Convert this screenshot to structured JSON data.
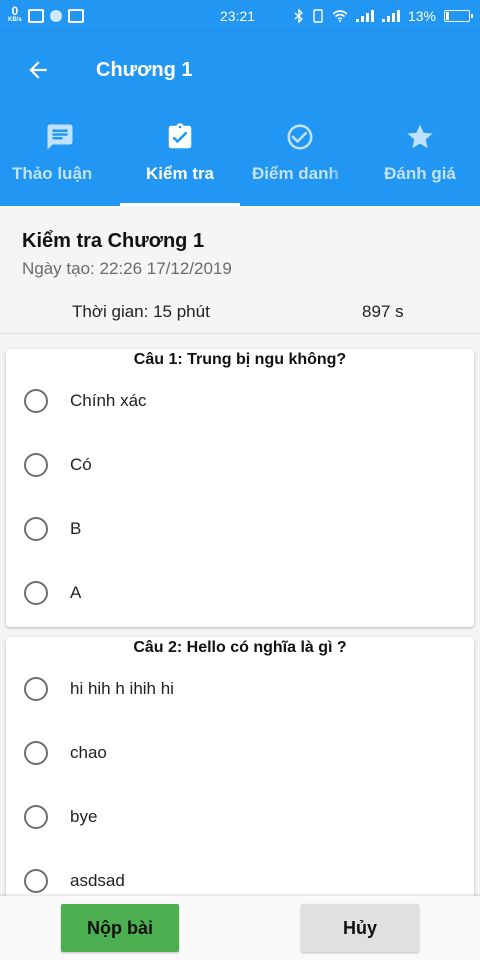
{
  "statusbar": {
    "kbs_value": "0",
    "kbs_unit": "KB/s",
    "time": "23:21",
    "battery": "13%",
    "battery_level": 0.13
  },
  "appbar": {
    "title": "Chương 1",
    "tabs": [
      {
        "label": "Thảo luận",
        "icon": "chat-icon"
      },
      {
        "label": "Kiểm tra",
        "icon": "clipboard-check-icon"
      },
      {
        "label": "Điểm danh",
        "icon": "check-circle-icon"
      },
      {
        "label": "Đánh giá",
        "icon": "star-icon"
      }
    ],
    "active_tab": 1
  },
  "quiz": {
    "title": "Kiểm tra Chương 1",
    "created": "Ngày tạo: 22:26 17/12/2019",
    "time_label": "Thời gian: 15 phút",
    "time_left": "897 s"
  },
  "questions": [
    {
      "title": "Câu 1: Trung bị ngu không?",
      "options": [
        "Chính xác",
        "Có",
        "B",
        "A"
      ]
    },
    {
      "title": "Câu 2: Hello có nghĩa là gì ?",
      "options": [
        "hi hih h ihih hi",
        "chao",
        "bye",
        "asdsad"
      ]
    }
  ],
  "actions": {
    "submit": "Nộp bài",
    "cancel": "Hủy"
  },
  "colors": {
    "primary": "#2196F3",
    "submit": "#4CAF50",
    "cancel": "#e0e0e0"
  }
}
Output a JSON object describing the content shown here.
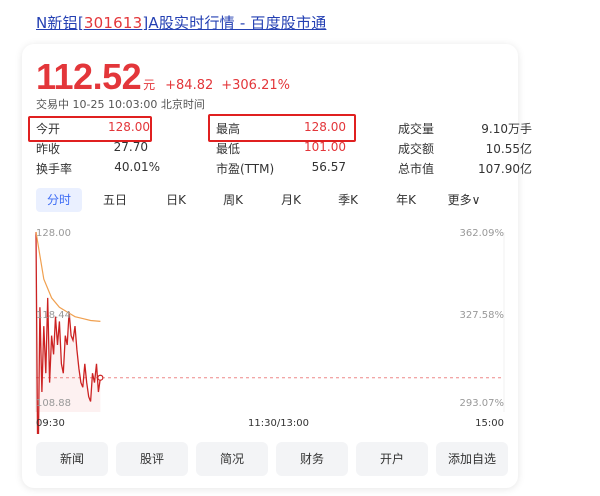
{
  "headline": {
    "prefix": "N新铝[",
    "code": "301613",
    "suffix": "]A股实时行情 - 百度股市通"
  },
  "quote": {
    "price": "112.52",
    "unit": "元",
    "change": "+84.82",
    "change_pct": "+306.21%",
    "status": "交易中 10-25 10:03:00 北京时间"
  },
  "stats": [
    {
      "label": "今开",
      "value": "128.00",
      "color": "#e3363a"
    },
    {
      "label": "最高",
      "value": "128.00",
      "color": "#e3363a"
    },
    {
      "label": "成交量",
      "value": "9.10万手",
      "color": "#333333"
    },
    {
      "label": "昨收",
      "value": "27.70",
      "color": "#333333"
    },
    {
      "label": "最低",
      "value": "101.00",
      "color": "#e3363a"
    },
    {
      "label": "成交额",
      "value": "10.55亿",
      "color": "#333333"
    },
    {
      "label": "换手率",
      "value": "40.01%",
      "color": "#333333"
    },
    {
      "label": "市盈(TTM)",
      "value": "56.57",
      "color": "#333333"
    },
    {
      "label": "总市值",
      "value": "107.90亿",
      "color": "#333333"
    }
  ],
  "tabs": [
    "分时",
    "五日",
    "日K",
    "周K",
    "月K",
    "季K",
    "年K",
    "更多∨"
  ],
  "active_tab": 0,
  "chart": {
    "y_left": [
      "128.00",
      "118.44",
      "108.88"
    ],
    "y_right": [
      "362.09%",
      "327.58%",
      "293.07%"
    ],
    "x_labels": [
      "09:30",
      "11:30/13:00",
      "15:00"
    ],
    "reference_line": "112.52"
  },
  "chart_data": {
    "type": "line",
    "title": "",
    "xlabel": "",
    "ylabel": "",
    "xticks": [
      "09:30",
      "11:30/13:00",
      "15:00"
    ],
    "ylim": [
      108.88,
      128.0
    ],
    "ylim_pct": [
      293.07,
      362.09
    ],
    "series": [
      {
        "name": "",
        "color": "#cc2222",
        "x_minutes": [
          0,
          1,
          2,
          3,
          4,
          5,
          6,
          7,
          8,
          9,
          10,
          11,
          12,
          13,
          14,
          15,
          16,
          17,
          18,
          19,
          20,
          21,
          22,
          23,
          24,
          25,
          26,
          27,
          28,
          29,
          30,
          31,
          32,
          33
        ],
        "values": [
          128.0,
          101.0,
          120.0,
          111.0,
          118.0,
          113.0,
          121.0,
          112.0,
          117.0,
          115.0,
          119.0,
          116.0,
          118.5,
          114.0,
          113.0,
          117.0,
          116.0,
          119.5,
          117.0,
          116.5,
          118.0,
          115.5,
          113.5,
          112.0,
          111.5,
          114.0,
          112.0,
          110.5,
          110.0,
          113.0,
          112.0,
          114.0,
          111.0,
          112.52
        ]
      },
      {
        "name": "",
        "color": "#f0a050",
        "x_minutes": [
          0,
          4,
          8,
          12,
          16,
          20,
          24,
          28,
          33
        ],
        "values": [
          128.0,
          123.0,
          121.0,
          120.0,
          119.5,
          119.0,
          118.8,
          118.6,
          118.5
        ]
      }
    ]
  },
  "buttons": [
    "新闻",
    "股评",
    "简况",
    "财务",
    "开户",
    "添加自选"
  ]
}
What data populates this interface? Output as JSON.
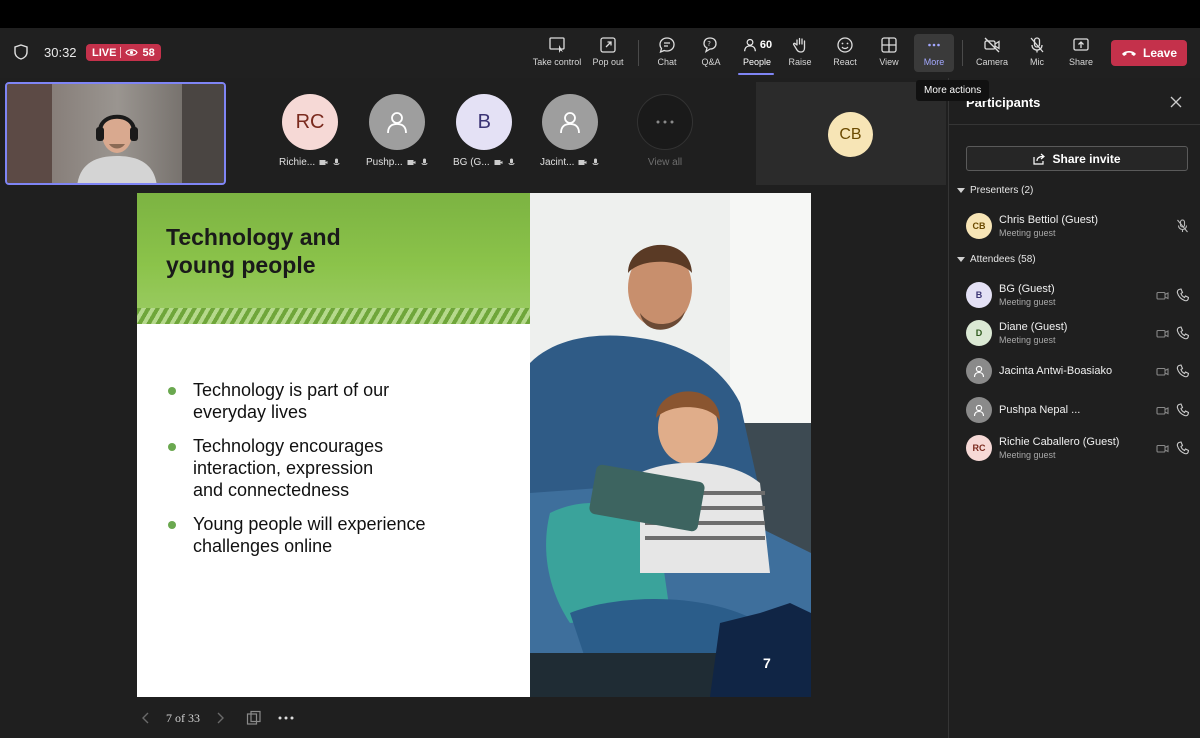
{
  "header": {
    "timer": "30:32",
    "live_label": "LIVE",
    "viewer_count": "58"
  },
  "toolbar": {
    "take_control": "Take control",
    "pop_out": "Pop out",
    "chat": "Chat",
    "qa": "Q&A",
    "people": "People",
    "people_count": "60",
    "raise": "Raise",
    "react": "React",
    "view": "View",
    "more": "More",
    "camera": "Camera",
    "mic": "Mic",
    "share": "Share",
    "leave": "Leave",
    "tooltip": "More actions"
  },
  "gallery": [
    {
      "initials": "RC",
      "name": "Richie...",
      "bg": "#f6d9d6",
      "fg": "#7a2a1e"
    },
    {
      "initials": "",
      "name": "Pushp...",
      "bg": "#9e9e9e",
      "fg": "#ffffff"
    },
    {
      "initials": "B",
      "name": "BG (G...",
      "bg": "#e4e1f5",
      "fg": "#3b3475"
    },
    {
      "initials": "",
      "name": "Jacint...",
      "bg": "#9e9e9e",
      "fg": "#ffffff"
    },
    {
      "initials": "",
      "name": "View all",
      "bg": "#1a1a1a",
      "fg": "#8a8a8a"
    }
  ],
  "presenter_tile": {
    "initials": "CB",
    "bg": "#f7e5b6",
    "fg": "#6b4a00"
  },
  "slide": {
    "title_line1": "Technology and",
    "title_line2": "young people",
    "bullets": [
      "Technology is part of our\neveryday lives",
      "Technology encourages\ninteraction, expression\nand connectedness",
      "Young people will experience\nchallenges online"
    ],
    "page_number": "7"
  },
  "slide_nav": {
    "position": "7 of 33"
  },
  "panel": {
    "title": "Participants",
    "share_invite": "Share invite",
    "presenters_header": "Presenters (2)",
    "attendees_header": "Attendees (58)",
    "presenters": [
      {
        "initials": "CB",
        "name": "Chris Bettiol (Guest)",
        "sub": "Meeting guest",
        "bg": "#f7e5b6",
        "fg": "#6b4a00"
      }
    ],
    "attendees": [
      {
        "initials": "B",
        "name": "BG (Guest)",
        "sub": "Meeting guest",
        "bg": "#e4e1f5",
        "fg": "#3b3475"
      },
      {
        "initials": "D",
        "name": "Diane (Guest)",
        "sub": "Meeting guest",
        "bg": "#dbe9d4",
        "fg": "#2f5a1e"
      },
      {
        "initials": "",
        "name": "Jacinta Antwi-Boasiako",
        "sub": "",
        "bg": "#8a8a8a",
        "fg": "#ffffff"
      },
      {
        "initials": "",
        "name": "Pushpa Nepal ...",
        "sub": "",
        "bg": "#8a8a8a",
        "fg": "#ffffff"
      },
      {
        "initials": "RC",
        "name": "Richie Caballero (Guest)",
        "sub": "Meeting guest",
        "bg": "#f6d9d6",
        "fg": "#7a2a1e"
      }
    ]
  },
  "colors": {
    "accent": "#7f85f5",
    "leave": "#c4314b",
    "slide_green": "#8bc34a"
  }
}
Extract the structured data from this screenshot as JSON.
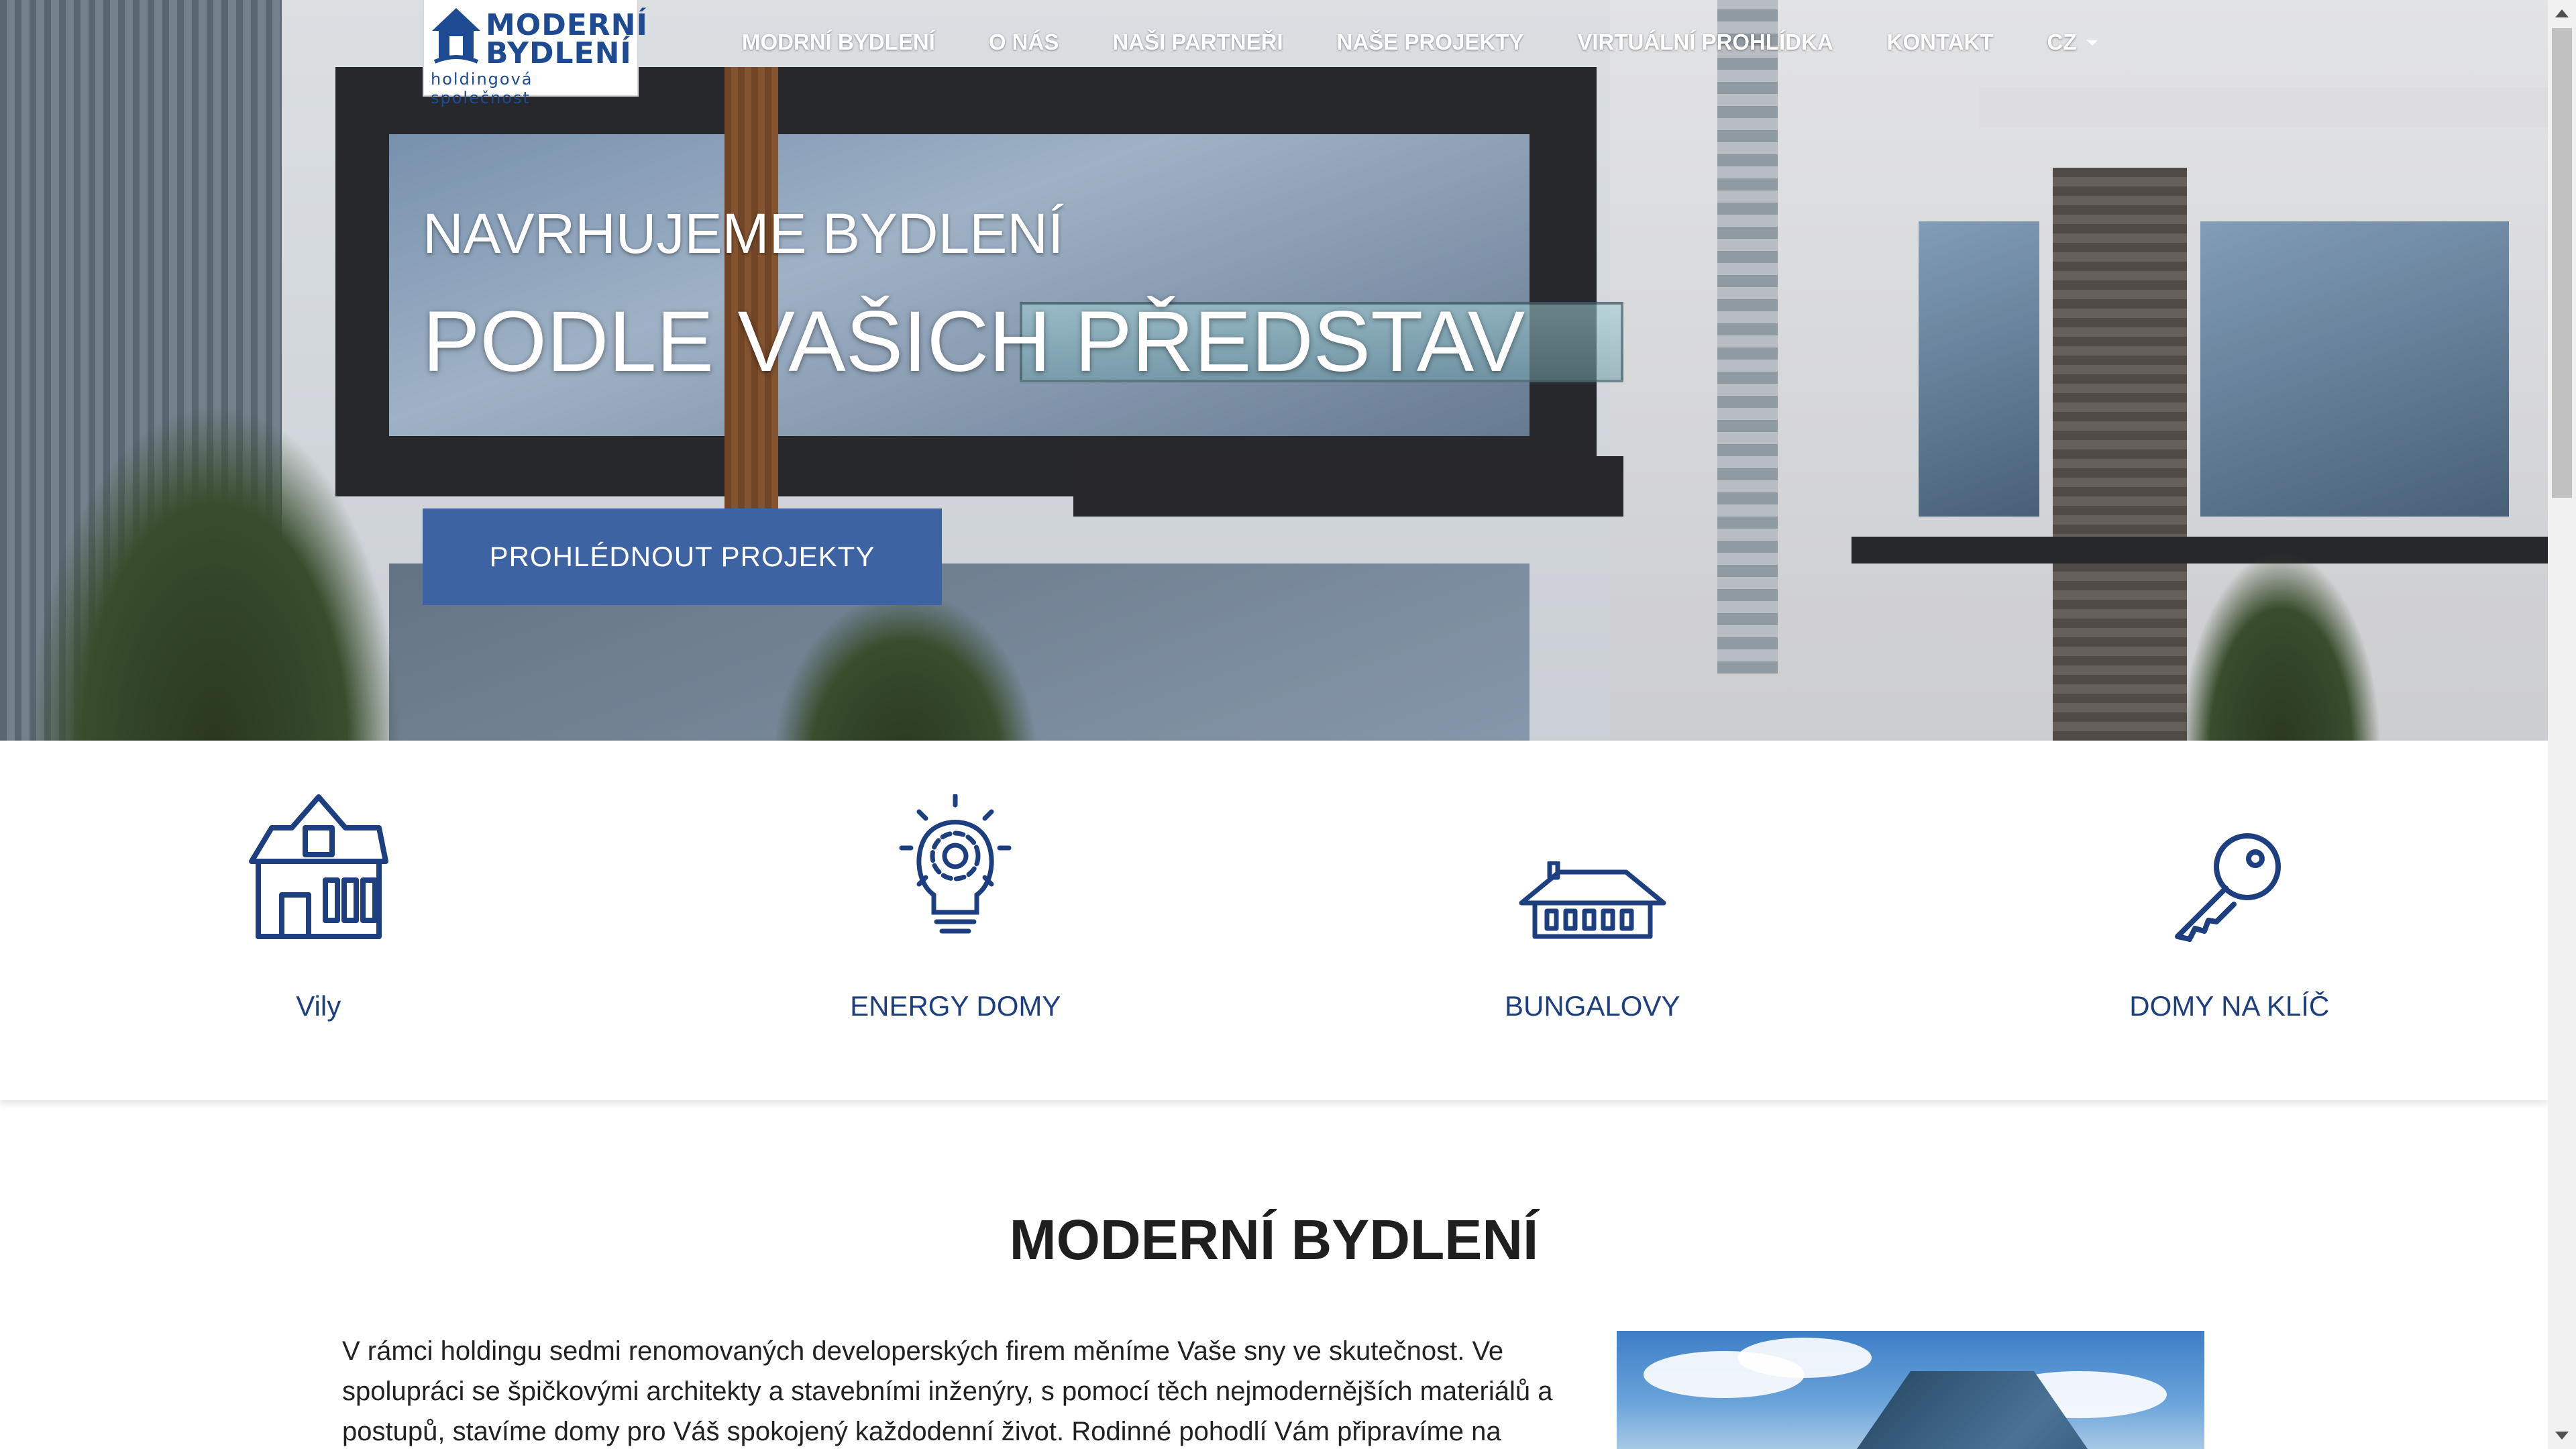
{
  "logo": {
    "line1": "MODERNÍ",
    "line2": "BYDLENÍ",
    "tagline": "holdingová společnost"
  },
  "nav": {
    "items": [
      "MODRNÍ BYDLENÍ",
      "O NÁS",
      "NAŠI PARTNEŘI",
      "NAŠE PROJEKTY",
      "VIRTUÁLNÍ PROHLÍDKA",
      "KONTAKT"
    ],
    "language": "CZ"
  },
  "hero": {
    "subtitle": "NAVRHUJEME BYDLENÍ",
    "title": "PODLE VAŠICH PŘEDSTAV",
    "cta_label": "PROHLÉDNOUT PROJEKTY"
  },
  "features": [
    {
      "label": "Vily",
      "icon": "house-icon"
    },
    {
      "label": "ENERGY DOMY",
      "icon": "lightbulb-gear-icon"
    },
    {
      "label": "BUNGALOVY",
      "icon": "bungalow-icon"
    },
    {
      "label": "DOMY NA KLÍČ",
      "icon": "key-icon"
    }
  ],
  "about": {
    "title": "MODERNÍ BYDLENÍ",
    "text": "V rámci holdingu sedmi renomovaných developerských firem měníme Vaše sny ve skutečnost. Ve spolupráci se špičkovými architekty a stavebními inženýry, s pomocí těch nejmodernějších materiálů a postupů, stavíme domy pro Váš spokojený každodenní život. Rodinné pohodlí Vám připravíme na"
  },
  "colors": {
    "accent": "#3d63a3",
    "brand_blue": "#1e4a91",
    "icon_blue": "#1e3f7f"
  }
}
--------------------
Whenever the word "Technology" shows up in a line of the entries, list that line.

    "title_line1": "Technology and",
      "Technology is part of our\neveryday lives",
      "Technology encourages\ninteraction, expression\nand connectedness",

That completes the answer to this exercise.